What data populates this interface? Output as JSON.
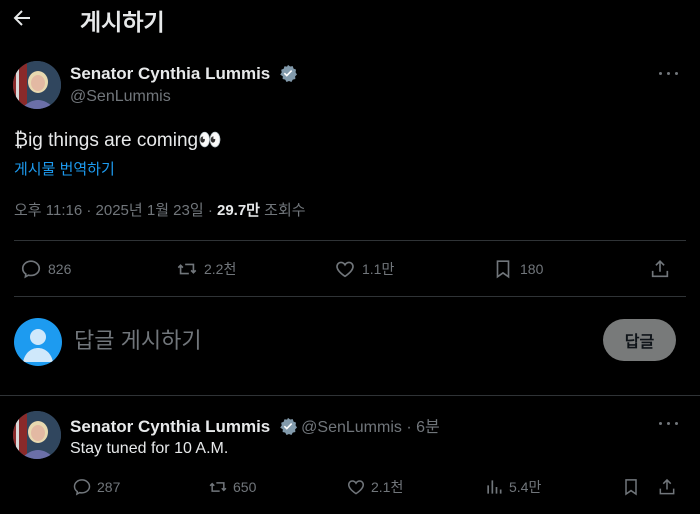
{
  "header": {
    "title": "게시하기"
  },
  "post": {
    "author_name": "Senator Cynthia Lummis",
    "author_handle": "@SenLummis",
    "text": "₿ig things are coming👀",
    "translate": "게시물 번역하기",
    "timestamp": "오후 11:16 · 2025년 1월 23일 · ",
    "views": "29.7만",
    "views_label": " 조회수",
    "actions": {
      "replies": "826",
      "reposts": "2.2천",
      "likes": "1.1만",
      "bookmarks": "180"
    }
  },
  "reply_box": {
    "placeholder": "답글 게시하기",
    "button": "답글"
  },
  "reply": {
    "author_name": "Senator Cynthia Lummis",
    "author_handle": "@SenLummis",
    "time": " · 6분",
    "text": "Stay tuned for 10 A.M.",
    "actions": {
      "replies": "287",
      "reposts": "650",
      "likes": "2.1천",
      "views": "5.4만"
    }
  },
  "colors": {
    "background": "#000000",
    "text": "#e7e9ea",
    "muted": "#71767b",
    "link": "#1d9bf0",
    "verified": "#829aab",
    "divider": "#2f3336"
  },
  "icons": [
    "back-arrow-icon",
    "verified-badge-icon",
    "more-icon",
    "reply-icon",
    "repost-icon",
    "like-icon",
    "bookmark-icon",
    "share-icon",
    "views-icon",
    "default-avatar-icon"
  ]
}
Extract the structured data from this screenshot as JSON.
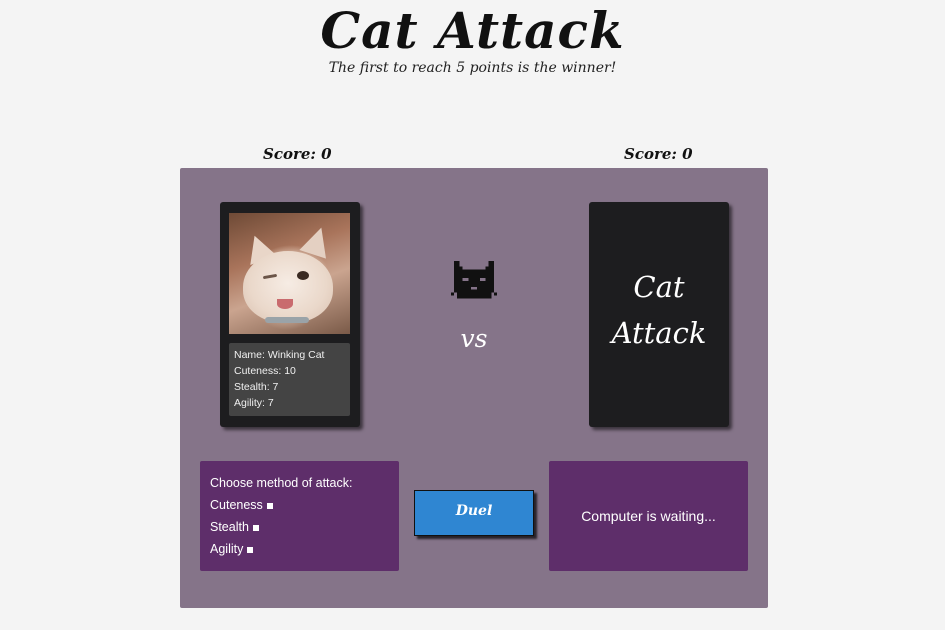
{
  "header": {
    "title": "Cat Attack",
    "subtitle": "The first to reach 5 points is the winner!"
  },
  "scores": {
    "player": "Score: 0",
    "computer": "Score: 0"
  },
  "player_card": {
    "stats": {
      "name": "Name: Winking Cat",
      "cuteness": "Cuteness: 10",
      "stealth": "Stealth: 7",
      "agility": "Agility: 7"
    }
  },
  "computer_card": {
    "back_line1": "Cat",
    "back_line2": "Attack"
  },
  "center": {
    "icon": "cat-face-icon",
    "vs_label": "vs"
  },
  "attack_panel": {
    "prompt": "Choose method of attack:",
    "options": [
      "Cuteness",
      "Stealth",
      "Agility"
    ]
  },
  "duel_button": {
    "label": "Duel"
  },
  "computer_panel": {
    "status": "Computer is waiting..."
  },
  "colors": {
    "board": "#857489",
    "panel": "#5e2e6a",
    "card": "#1d1d1f",
    "duel_button": "#2f86d2",
    "background": "#f4f4f4"
  }
}
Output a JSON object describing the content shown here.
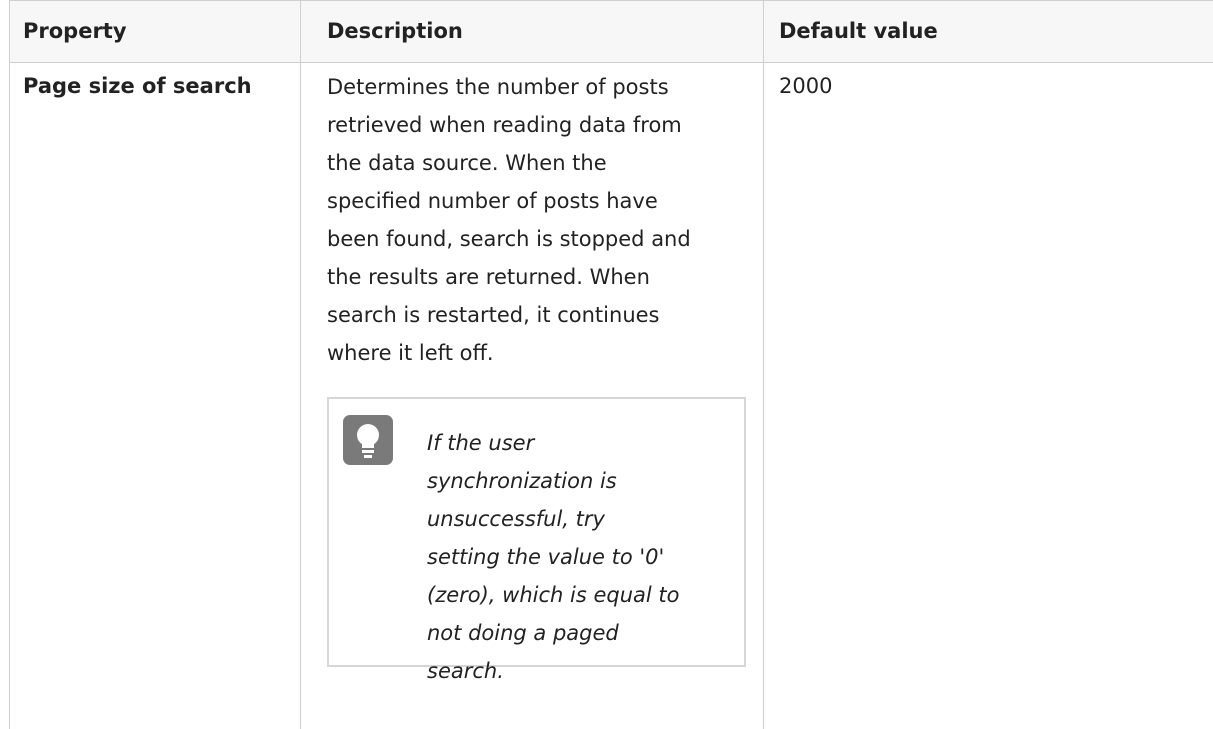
{
  "table": {
    "headers": {
      "property": "Property",
      "description": "Description",
      "default_value": "Default value"
    },
    "row": {
      "property": "Page size of search",
      "description_lines": [
        "Determines the number of posts",
        "retrieved when reading data from",
        "the data source. When the",
        "specified number of posts have",
        "been found, search is stopped and",
        "the results are returned. When",
        "search is restarted, it continues",
        "where it left off."
      ],
      "tip_lines": [
        "If the user",
        "synchronization is",
        "unsuccessful, try",
        "setting the value to '0'",
        "(zero), which is equal to",
        "not doing a paged",
        "search."
      ],
      "tip_icon": "lightbulb-icon",
      "default_value": "2000"
    }
  }
}
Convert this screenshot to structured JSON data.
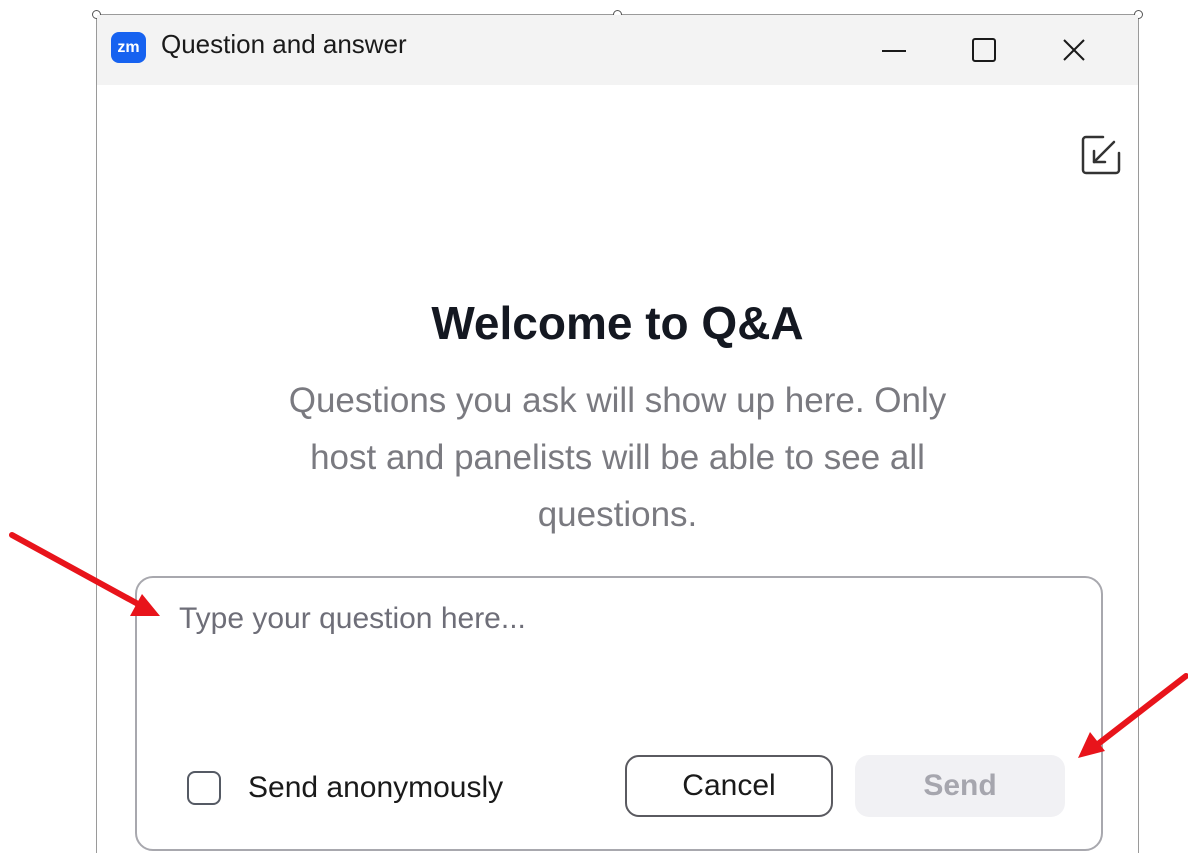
{
  "window": {
    "title": "Question and answer",
    "logo_text": "zm",
    "controls": [
      "minimize-icon",
      "maximize-icon",
      "close-icon"
    ]
  },
  "header": {
    "collapse_icon": "collapse-arrow-icon"
  },
  "welcome": {
    "title": "Welcome to Q&A",
    "line1": "Questions you ask will show up here. Only",
    "line2": "host and panelists will be able to see all",
    "line3": "questions."
  },
  "composer": {
    "placeholder": "Type your question here...",
    "value": "",
    "anonymous_label": "Send anonymously",
    "anonymous_checked": false,
    "cancel_label": "Cancel",
    "send_label": "Send",
    "send_enabled": false
  },
  "colors": {
    "brand": "#1662f0",
    "annotation_arrow": "#e8141b",
    "title_text": "#141821",
    "muted_text": "#7a7a80",
    "send_disabled_bg": "#f1f1f4"
  }
}
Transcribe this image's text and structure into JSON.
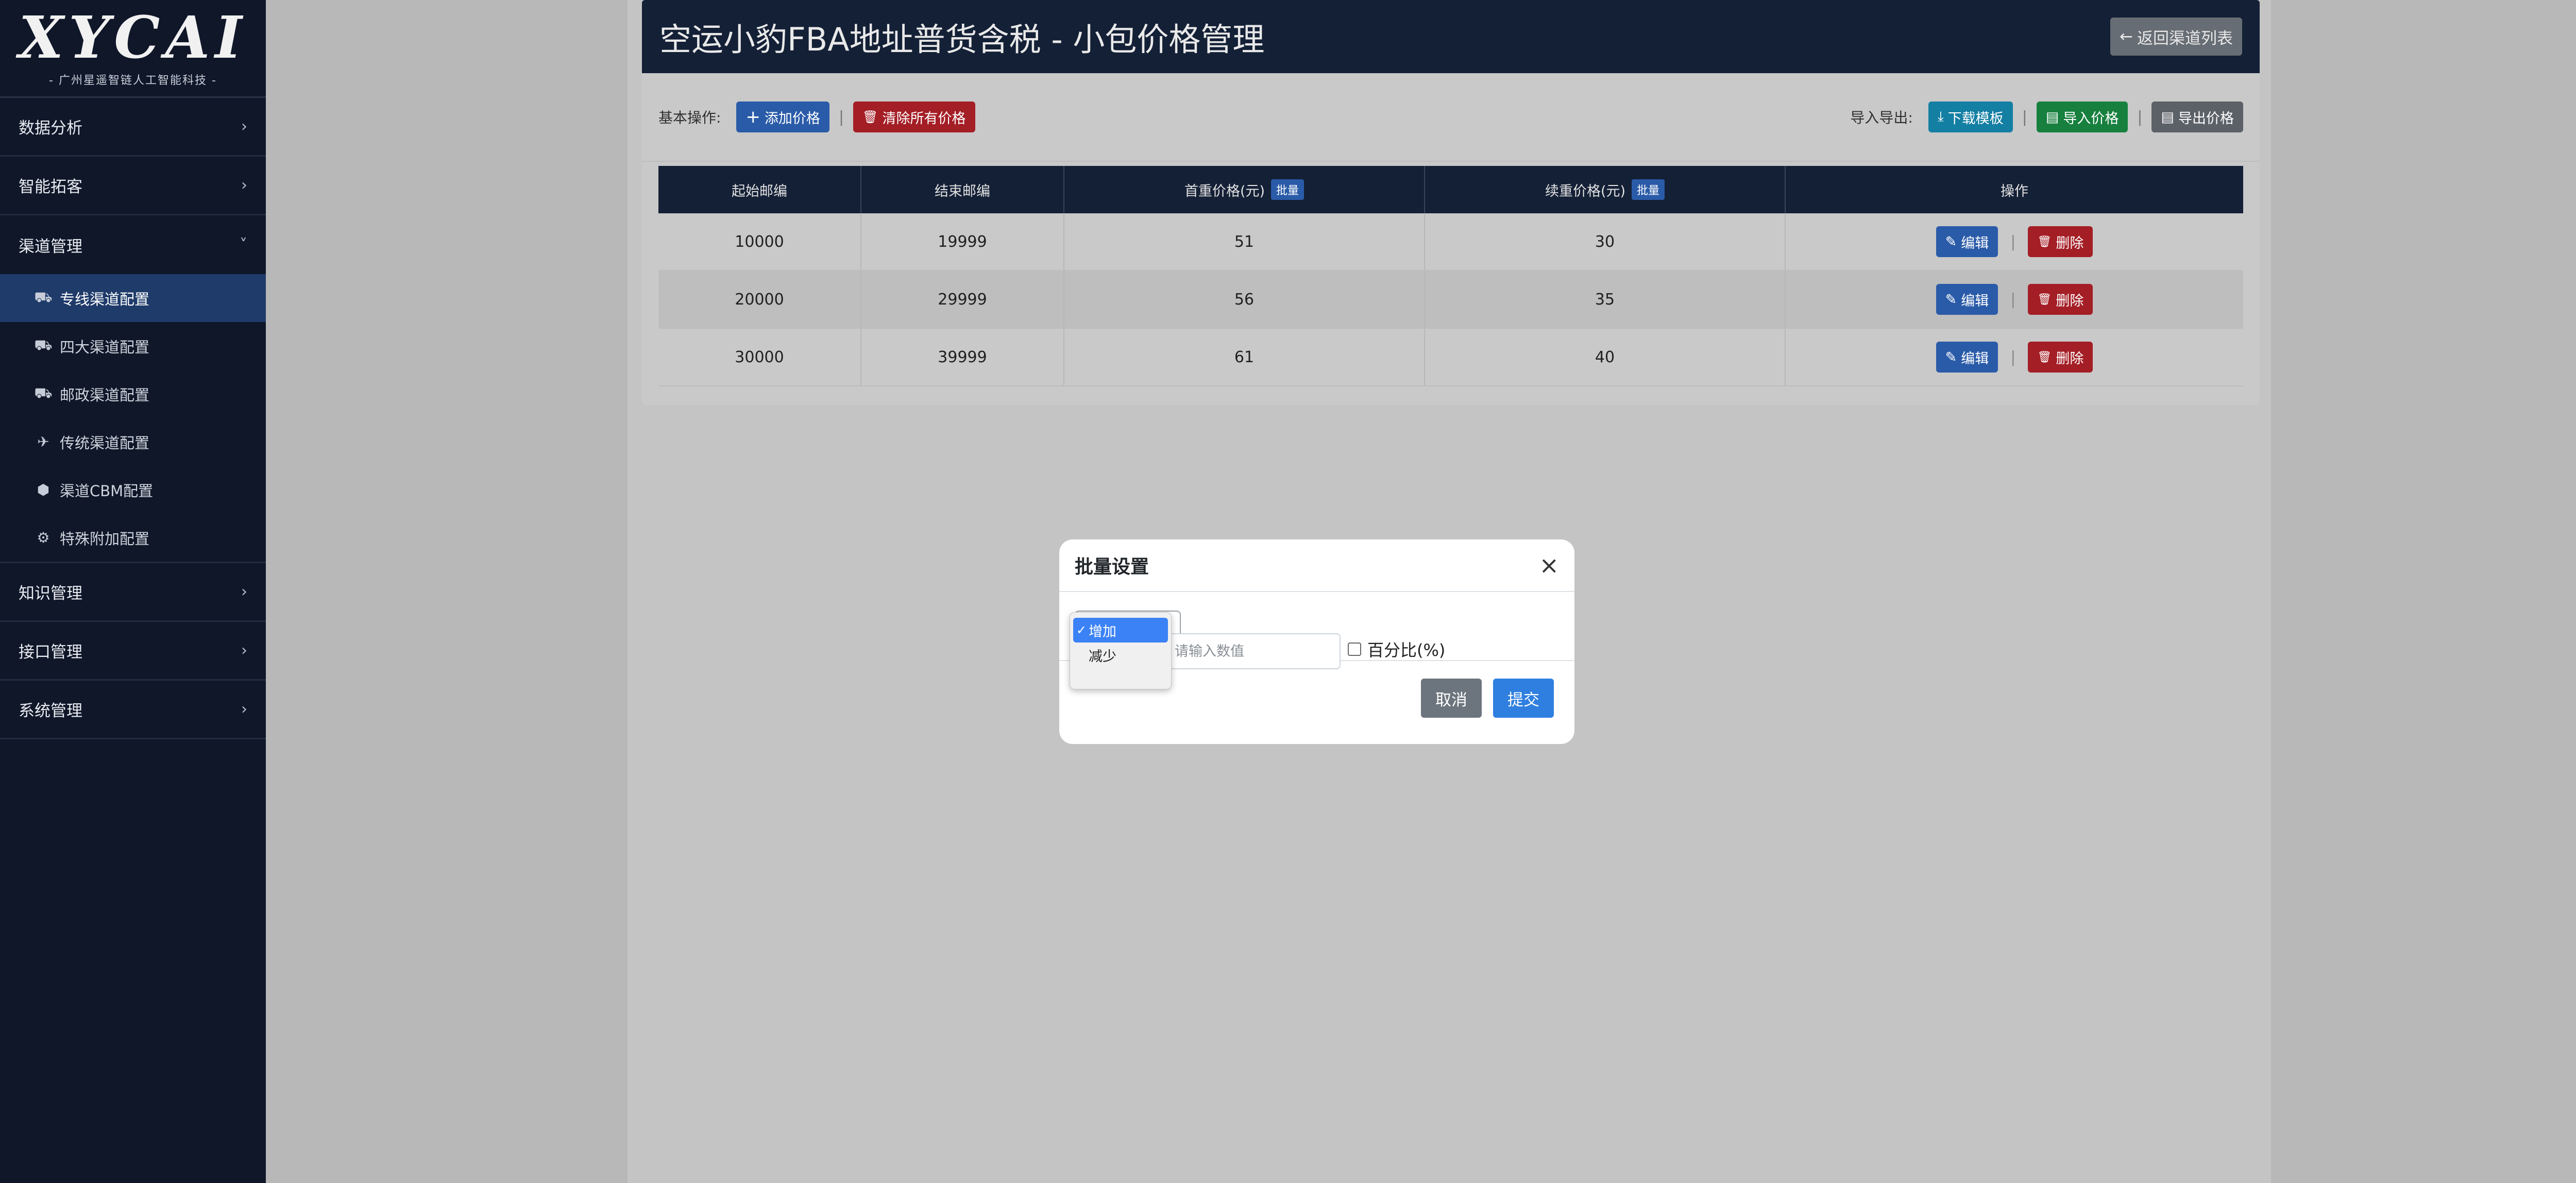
{
  "sidebar": {
    "logo": "XYCAI",
    "logo_sub": "- 广州星遥智链人工智能科技 -",
    "groups": [
      {
        "label": "数据分析",
        "chevron": "›"
      },
      {
        "label": "智能拓客",
        "chevron": "›"
      },
      {
        "label": "渠道管理",
        "chevron": "˅"
      }
    ],
    "channel_items": [
      {
        "label": "专线渠道配置",
        "icon": "truck-icon",
        "glyph": "⛟"
      },
      {
        "label": "四大渠道配置",
        "icon": "truck-icon",
        "glyph": "⛟"
      },
      {
        "label": "邮政渠道配置",
        "icon": "truck-icon",
        "glyph": "⛟"
      },
      {
        "label": "传统渠道配置",
        "icon": "plane-icon",
        "glyph": "✈"
      },
      {
        "label": "渠道CBM配置",
        "icon": "cube-icon",
        "glyph": "⬢"
      },
      {
        "label": "特殊附加配置",
        "icon": "gear-icon",
        "glyph": "⚙"
      }
    ],
    "groups_after": [
      {
        "label": "知识管理",
        "chevron": "›"
      },
      {
        "label": "接口管理",
        "chevron": "›"
      },
      {
        "label": "系统管理",
        "chevron": "›"
      }
    ]
  },
  "header": {
    "title": "空运小豹FBA地址普货含税 - 小包价格管理",
    "back_label": "返回渠道列表",
    "back_icon": "←"
  },
  "toolbar": {
    "basic_label": "基本操作:",
    "add_label": "添加价格",
    "add_icon": "+",
    "clear_label": "清除所有价格",
    "clear_icon": "🗑",
    "io_label": "导入导出:",
    "download_label": "下载模板",
    "download_icon": "⤓",
    "import_label": "导入价格",
    "import_icon": "▤",
    "export_label": "导出价格",
    "export_icon": "▤",
    "sep": "|"
  },
  "table": {
    "headers": [
      "起始邮编",
      "结束邮编",
      "首重价格(元)",
      "续重价格(元)",
      "操作"
    ],
    "batch_badge": "批量",
    "rows": [
      [
        "10000",
        "19999",
        "51",
        "30"
      ],
      [
        "20000",
        "29999",
        "56",
        "35"
      ],
      [
        "30000",
        "39999",
        "61",
        "40"
      ]
    ],
    "edit_label": "编辑",
    "edit_icon": "✎",
    "delete_label": "删除",
    "delete_icon": "🗑"
  },
  "modal": {
    "title": "批量设置",
    "close": "×",
    "options": [
      "增加",
      "减少"
    ],
    "selected_check": "✓",
    "value_placeholder": "请输入数值",
    "percent_label": "百分比(%)",
    "cancel_label": "取消",
    "submit_label": "提交"
  }
}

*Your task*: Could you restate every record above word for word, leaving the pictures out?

*Written response*:
What data populates this interface? Output as JSON.
{
  "header": {
    "title": "게시하기"
  },
  "post": {
    "author_name": "Senator Cynthia Lummis",
    "author_handle": "@SenLummis",
    "text": "₿ig things are coming👀",
    "translate": "게시물 번역하기",
    "timestamp": "오후 11:16 · 2025년 1월 23일 · ",
    "views": "29.7만",
    "views_label": " 조회수",
    "actions": {
      "replies": "826",
      "reposts": "2.2천",
      "likes": "1.1만",
      "bookmarks": "180"
    }
  },
  "reply_box": {
    "placeholder": "답글 게시하기",
    "button": "답글"
  },
  "reply": {
    "author_name": "Senator Cynthia Lummis",
    "author_handle": "@SenLummis",
    "time": " · 6분",
    "text": "Stay tuned for 10 A.M.",
    "actions": {
      "replies": "287",
      "reposts": "650",
      "likes": "2.1천",
      "views": "5.4만"
    }
  },
  "colors": {
    "background": "#000000",
    "text": "#e7e9ea",
    "muted": "#71767b",
    "link": "#1d9bf0",
    "verified": "#829aab",
    "divider": "#2f3336"
  },
  "icons": [
    "back-arrow-icon",
    "verified-badge-icon",
    "more-icon",
    "reply-icon",
    "repost-icon",
    "like-icon",
    "bookmark-icon",
    "share-icon",
    "views-icon",
    "default-avatar-icon"
  ]
}
Extract the structured data from this screenshot as JSON.
{
  "header": {
    "title": "Cat Attack",
    "subtitle": "The first to reach 5 points is the winner!"
  },
  "scores": {
    "player": "Score: 0",
    "computer": "Score: 0"
  },
  "player_card": {
    "stats": {
      "name": "Name: Winking Cat",
      "cuteness": "Cuteness: 10",
      "stealth": "Stealth: 7",
      "agility": "Agility: 7"
    }
  },
  "computer_card": {
    "back_line1": "Cat",
    "back_line2": "Attack"
  },
  "center": {
    "icon": "cat-face-icon",
    "vs_label": "vs"
  },
  "attack_panel": {
    "prompt": "Choose method of attack:",
    "options": [
      "Cuteness",
      "Stealth",
      "Agility"
    ]
  },
  "duel_button": {
    "label": "Duel"
  },
  "computer_panel": {
    "status": "Computer is waiting..."
  },
  "colors": {
    "board": "#857489",
    "panel": "#5e2e6a",
    "card": "#1d1d1f",
    "duel_button": "#2f86d2",
    "background": "#f4f4f4"
  }
}
Output a JSON object describing the content shown here.
{
  "table": {
    "headers": {
      "property": "Property",
      "description": "Description",
      "default_value": "Default value"
    },
    "row": {
      "property": "Page size of search",
      "description_lines": [
        "Determines the number of posts",
        "retrieved when reading data from",
        "the data source. When the",
        "specified number of posts have",
        "been found, search is stopped and",
        "the results are returned. When",
        "search is restarted, it continues",
        "where it left off."
      ],
      "tip_lines": [
        "If the user",
        "synchronization is",
        "unsuccessful, try",
        "setting the value to '0'",
        "(zero), which is equal to",
        "not doing a paged",
        "search."
      ],
      "tip_icon": "lightbulb-icon",
      "default_value": "2000"
    }
  }
}
Convert this screenshot to structured JSON data.
{
  "window": {
    "title": "Question and answer",
    "logo_text": "zm",
    "controls": [
      "minimize-icon",
      "maximize-icon",
      "close-icon"
    ]
  },
  "header": {
    "collapse_icon": "collapse-arrow-icon"
  },
  "welcome": {
    "title": "Welcome to Q&A",
    "line1": "Questions you ask will show up here. Only",
    "line2": "host and panelists will be able to see all",
    "line3": "questions."
  },
  "composer": {
    "placeholder": "Type your question here...",
    "value": "",
    "anonymous_label": "Send anonymously",
    "anonymous_checked": false,
    "cancel_label": "Cancel",
    "send_label": "Send",
    "send_enabled": false
  },
  "colors": {
    "brand": "#1662f0",
    "annotation_arrow": "#e8141b",
    "title_text": "#141821",
    "muted_text": "#7a7a80",
    "send_disabled_bg": "#f1f1f4"
  }
}
Transcribe this image's text and structure into JSON.
{
  "sidebar": {
    "logo": "XYCAI",
    "logo_sub": "- 广州星遥智链人工智能科技 -",
    "groups": [
      {
        "label": "数据分析",
        "chevron": "›"
      },
      {
        "label": "智能拓客",
        "chevron": "›"
      },
      {
        "label": "渠道管理",
        "chevron": "˅"
      }
    ],
    "channel_items": [
      {
        "label": "专线渠道配置",
        "icon": "truck-icon",
        "glyph": "⛟"
      },
      {
        "label": "四大渠道配置",
        "icon": "truck-icon",
        "glyph": "⛟"
      },
      {
        "label": "邮政渠道配置",
        "icon": "truck-icon",
        "glyph": "⛟"
      },
      {
        "label": "传统渠道配置",
        "icon": "plane-icon",
        "glyph": "✈"
      },
      {
        "label": "渠道CBM配置",
        "icon": "cube-icon",
        "glyph": "⬢"
      },
      {
        "label": "特殊附加配置",
        "icon": "gear-icon",
        "glyph": "⚙"
      }
    ],
    "groups_after": [
      {
        "label": "知识管理",
        "chevron": "›"
      },
      {
        "label": "接口管理",
        "chevron": "›"
      },
      {
        "label": "系统管理",
        "chevron": "›"
      }
    ]
  },
  "header": {
    "title": "空运小豹FBA地址普货含税 - 小包价格管理",
    "back_label": "返回渠道列表",
    "back_icon": "←"
  },
  "toolbar": {
    "basic_label": "基本操作:",
    "add_label": "添加价格",
    "add_icon": "+",
    "clear_label": "清除所有价格",
    "clear_icon": "🗑",
    "io_label": "导入导出:",
    "download_label": "下载模板",
    "download_icon": "⤓",
    "import_label": "导入价格",
    "import_icon": "▤",
    "export_label": "导出价格",
    "export_icon": "▤",
    "sep": "|"
  },
  "table": {
    "headers": [
      "起始邮编",
      "结束邮编",
      "首重价格(元)",
      "续重价格(元)",
      "操作"
    ],
    "batch_badge": "批量",
    "rows": [
      [
        "10000",
        "19999",
        "51",
        "30"
      ],
      [
        "20000",
        "29999",
        "56",
        "35"
      ],
      [
        "30000",
        "39999",
        "61",
        "40"
      ]
    ],
    "edit_label": "编辑",
    "edit_icon": "✎",
    "delete_label": "删除",
    "delete_icon": "🗑"
  },
  "modal": {
    "title": "批量设置",
    "close": "×",
    "options": [
      "增加",
      "减少"
    ],
    "selected_check": "✓",
    "value_placeholder": "请输入数值",
    "percent_label": "百分比(%)",
    "cancel_label": "取消",
    "submit_label": "提交"
  }
}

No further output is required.